IMG_0046

Measuring the inexpensive, bus-powered Behringer UFO-202 with SignalScope Pro running on the 5th generation iPod touch.

IMG_0047

Measuring the inexpensive, bus-powered Behringer UFO-202 with SignalScope Pro running on the 5th generation iPod touch.

IMG_2286

Analyzing 6 input channels simultaneously with SignalScope Pro running on the iPhone 5S. The input device is a Tascam US-800 sampling at 96 kHz.

IMG_2287

Analyzing 6 input channels simultaneously with SignalScope Pro running on the iPhone 5S. The input device is a Tascam US-800 sampling at 96 kHz.

 

If you have had any experience connecting USB audio devices to your iPhone or iPod, I would love to hear about it in the comments. What have you found that works? What doesn’t?

 

Download SignalScope Pro from the App Store.

 


9 comments

  • John Sullivan

    Can one now record at 192 kHz on the iPhone and iPod Touch with a USB audio interface that operates at that sample rate?

    • ben

      John,
      As long as you have a recording app that supports 192 kHz, then the answer is yes. I just confirmed proper analysis at 192 kHz in SignalScope Pro with an iPod touch and an Echo2 (the Echo2 requires an external power source).

  • Chris P

    How many signals does SignalScope support for iOS? Is it just limited by hardware/USB speed?

  • Steve Surowiec

    Do you think this would work for USB speakers? Could You plug in a pair of powered USB digital speakers and have the iPhone play audio out through the USB?

  • Mihai Victor Iliescu

    Hi,

    I have an iPhone 5 with iOS 9, and a Tascam US-800 USB interface.

    I’d like to use the iPhone with the Tascam US-800 interface in a multitrack live scenario, with an electric guitar and vocals through Garageband, to use the guitar and vocal effects of the Garageband.

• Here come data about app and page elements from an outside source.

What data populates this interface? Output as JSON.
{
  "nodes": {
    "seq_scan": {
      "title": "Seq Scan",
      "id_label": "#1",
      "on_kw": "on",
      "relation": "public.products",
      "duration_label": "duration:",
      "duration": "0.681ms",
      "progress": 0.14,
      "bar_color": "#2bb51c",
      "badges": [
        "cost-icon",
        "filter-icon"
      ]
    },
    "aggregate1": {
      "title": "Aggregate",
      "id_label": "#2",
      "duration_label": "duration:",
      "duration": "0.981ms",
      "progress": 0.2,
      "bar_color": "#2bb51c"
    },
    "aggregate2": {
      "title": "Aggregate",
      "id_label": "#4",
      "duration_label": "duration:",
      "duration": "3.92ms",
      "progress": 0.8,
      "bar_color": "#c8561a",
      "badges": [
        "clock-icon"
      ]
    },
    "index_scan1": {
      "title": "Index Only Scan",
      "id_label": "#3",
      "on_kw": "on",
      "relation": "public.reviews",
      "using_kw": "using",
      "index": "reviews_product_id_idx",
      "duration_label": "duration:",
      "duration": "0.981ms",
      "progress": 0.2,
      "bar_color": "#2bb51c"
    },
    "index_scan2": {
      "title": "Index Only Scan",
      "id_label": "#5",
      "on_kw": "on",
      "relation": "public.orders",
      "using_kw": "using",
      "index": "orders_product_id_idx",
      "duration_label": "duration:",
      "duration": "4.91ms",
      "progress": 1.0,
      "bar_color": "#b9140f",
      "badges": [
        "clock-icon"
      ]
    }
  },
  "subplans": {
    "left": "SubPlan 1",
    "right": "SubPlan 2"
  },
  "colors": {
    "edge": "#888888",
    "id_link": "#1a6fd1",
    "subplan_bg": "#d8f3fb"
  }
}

    Do you thing this would be possible?

    Many thanks,
    Mihai

    • The Tascam US-800 will work with the iPhone, with a Lightning to USB Camera Adapter, but I don’t know about live multi-channel effects processing with GarageBand.

Leave a Reply

Your email address will not be published. Required fields are marked *